For most presenters the slides are an important aspect of their message. They provide a visual mirror to the audio voice. When take to extreme this approach results in the dreaded ‘Death by Powerpoint’.
Seth didn’t present a single slide. Not one. And, the result was that he simply talked to the audience. He was simply there with us and wasn’t distracted by what slide he was on. And, as an audience member I always knew where to look and focus my attention. Perhaps slides are a distraction? I suspect this takes a lot more confidence and fluency to engage an audience merely with your voice for 30 plus minutes. And, that’s a goal worth pursuing.
Whilst there were no slides, Seth did use a couple of simple props. At one point he pulled out and blew up a balloon to make a point. At another he pulled up his trouser legs to show us his odd socks. Again, this use of props was simple, useful and all over in less than a minute which ensured the fast flow of fresh ideas.
6 Bingo Buzzwords

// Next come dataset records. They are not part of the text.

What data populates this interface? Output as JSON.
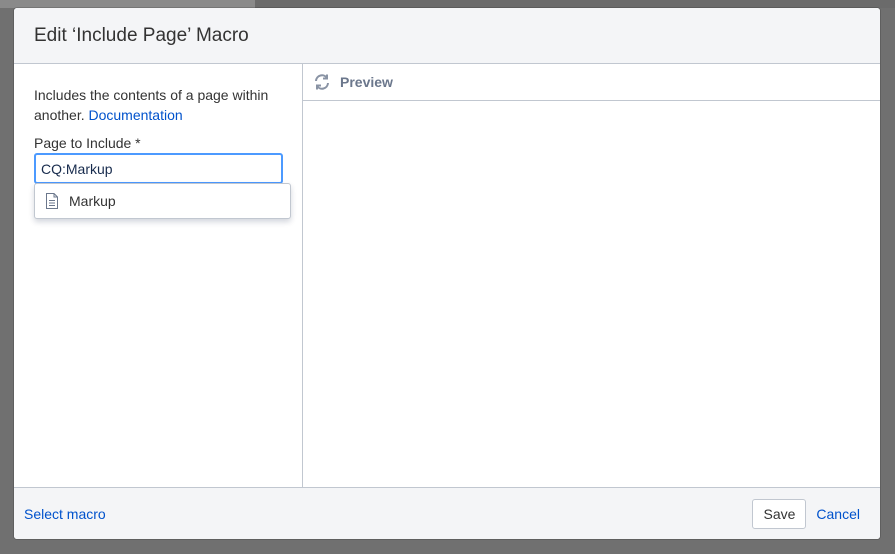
{
  "dialog": {
    "title": "Edit ‘Include Page’ Macro"
  },
  "left_pane": {
    "description": "Includes the contents of a page within another.",
    "documentation_link": "Documentation",
    "field_label": "Page to Include *",
    "input_value": "CQ:Markup",
    "suggestions": [
      {
        "label": "Markup",
        "icon": "page-icon"
      }
    ]
  },
  "preview": {
    "icon": "refresh-icon",
    "label": "Preview"
  },
  "footer": {
    "select_macro": "Select macro",
    "save_label": "Save",
    "cancel_label": "Cancel"
  },
  "colors": {
    "link": "#0052cc",
    "focus_border": "#4c9aff",
    "header_bg": "#f4f5f7",
    "overlay": "#707070"
  }
}
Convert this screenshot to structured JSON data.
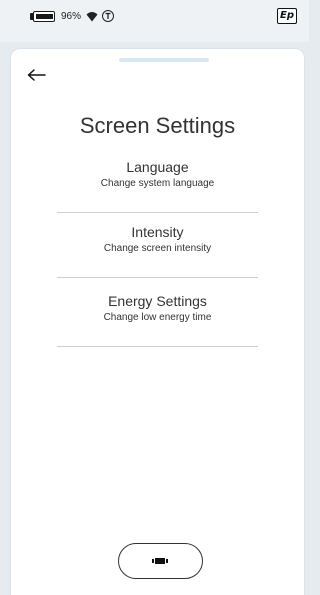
{
  "status_bar": {
    "battery_percent": 96,
    "battery_text": "96%",
    "logo_text": "Ep",
    "icons": [
      "battery-icon",
      "wifi-icon",
      "circle-t-icon",
      "ep-logo"
    ]
  },
  "page": {
    "back_icon": "arrow-left-icon",
    "title": "Screen Settings"
  },
  "menu": {
    "items": [
      {
        "label": "Language",
        "description": "Change system language"
      },
      {
        "label": "Intensity",
        "description": "Change screen intensity"
      },
      {
        "label": "Energy Settings",
        "description": "Change low energy time"
      }
    ]
  },
  "bottom": {
    "home_icon": "device-icon"
  },
  "colors": {
    "background": "#e6ebef",
    "panel": "#ffffff",
    "text": "#333333",
    "divider": "#cfcfcf",
    "handle": "#d9e9f1"
  }
}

When we arrived at the venue, there were a couple of handouts on the table in front of us. One was a bingo card. Presentation Bingo is a simple game often used by trainers. Essentially, you put some of your common phrases or buzzwords on a card and the audience ticks them off as you waltz through your presentation. The first person to hear all words spoken wins a prize.

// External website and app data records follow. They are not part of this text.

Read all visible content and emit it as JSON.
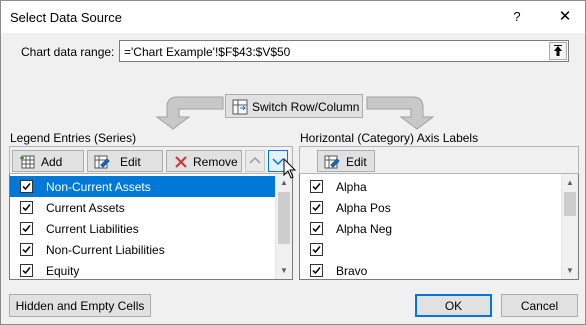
{
  "dialog": {
    "title": "Select Data Source",
    "help_label": "?",
    "close_label": "✕"
  },
  "range": {
    "label": "Chart data range:",
    "value": "='Chart Example'!$F$43:$V$50"
  },
  "switch_button": {
    "label": "Switch Row/Column"
  },
  "legend": {
    "title": "Legend Entries (Series)",
    "add_label": "Add",
    "edit_label": "Edit",
    "remove_label": "Remove",
    "items": [
      {
        "label": "Non-Current Assets",
        "checked": true,
        "selected": true
      },
      {
        "label": "Current Assets",
        "checked": true,
        "selected": false
      },
      {
        "label": "Current Liabilities",
        "checked": true,
        "selected": false
      },
      {
        "label": "Non-Current Liabilities",
        "checked": true,
        "selected": false
      },
      {
        "label": "Equity",
        "checked": true,
        "selected": false
      }
    ]
  },
  "axis": {
    "title": "Horizontal (Category) Axis Labels",
    "edit_label": "Edit",
    "items": [
      {
        "label": "Alpha",
        "checked": true
      },
      {
        "label": "Alpha Pos",
        "checked": true
      },
      {
        "label": "Alpha Neg",
        "checked": true
      },
      {
        "label": "",
        "checked": true
      },
      {
        "label": "Bravo",
        "checked": true
      }
    ]
  },
  "footer": {
    "hidden_cells_label": "Hidden and Empty Cells",
    "ok_label": "OK",
    "cancel_label": "Cancel"
  },
  "colors": {
    "selection": "#0078d7",
    "remove_icon": "#d13438",
    "button_face": "#e1e1e1"
  }
}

What I liked most about this was that there was no mention of it before he spoke. He simply started speaking and those who were in on the game played along whilst others didn’t. This is a great way to reinforce your key concepts and sharpen the listening of your audience. And, I’m not suggesting we all start copying this as it will become passé very quickly.

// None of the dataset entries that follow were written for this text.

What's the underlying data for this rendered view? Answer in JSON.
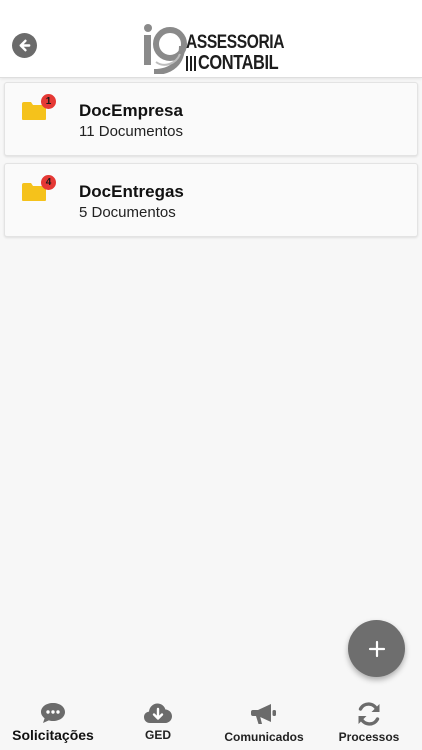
{
  "header": {
    "logo_line1": "ASSESSORIA",
    "logo_line2": "CONTABIL",
    "back_icon": "arrow-left-circle-icon"
  },
  "folders": [
    {
      "title": "DocEmpresa",
      "subtitle": "11 Documentos",
      "badge": "1",
      "icon": "folder-icon"
    },
    {
      "title": "DocEntregas",
      "subtitle": "5 Documentos",
      "badge": "4",
      "icon": "folder-icon"
    }
  ],
  "fab": {
    "label": "+",
    "icon": "plus-icon"
  },
  "tabs": [
    {
      "label": "Solicitações",
      "icon": "chat-bubble-icon",
      "active": true
    },
    {
      "label": "GED",
      "icon": "cloud-download-icon"
    },
    {
      "label": "Comunicados",
      "icon": "megaphone-icon"
    },
    {
      "label": "Processos",
      "icon": "refresh-icon"
    }
  ],
  "colors": {
    "folder": "#F5C21B",
    "badge": "#E53935",
    "icon_gray": "#6B6B6B",
    "background": "#F7F7F7"
  }
}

7 Script or Not?
After Seth’s presentation a few colleagues on our table had an interesting discussion based on this question: Did Seth have a script or not? As an audience member, it certainly wasn’t noticeable – which is the mark of a quality speaker. In my experience too often I feel like the presenter is merely reciting a tape recording in their head. It’s like the words are coming out but there’s nobody home. Not so with Seth. It really did feel like he was talking with us. We concluded that at some point he had a script and through numerous presentations this had dissolved into the background.
Which of these elements could you adopt and include in your presentations?
The key is not to adopt blindly. The goal is not to become a Seth Godin clone, it’s to explore the edges of your best ways of presenting.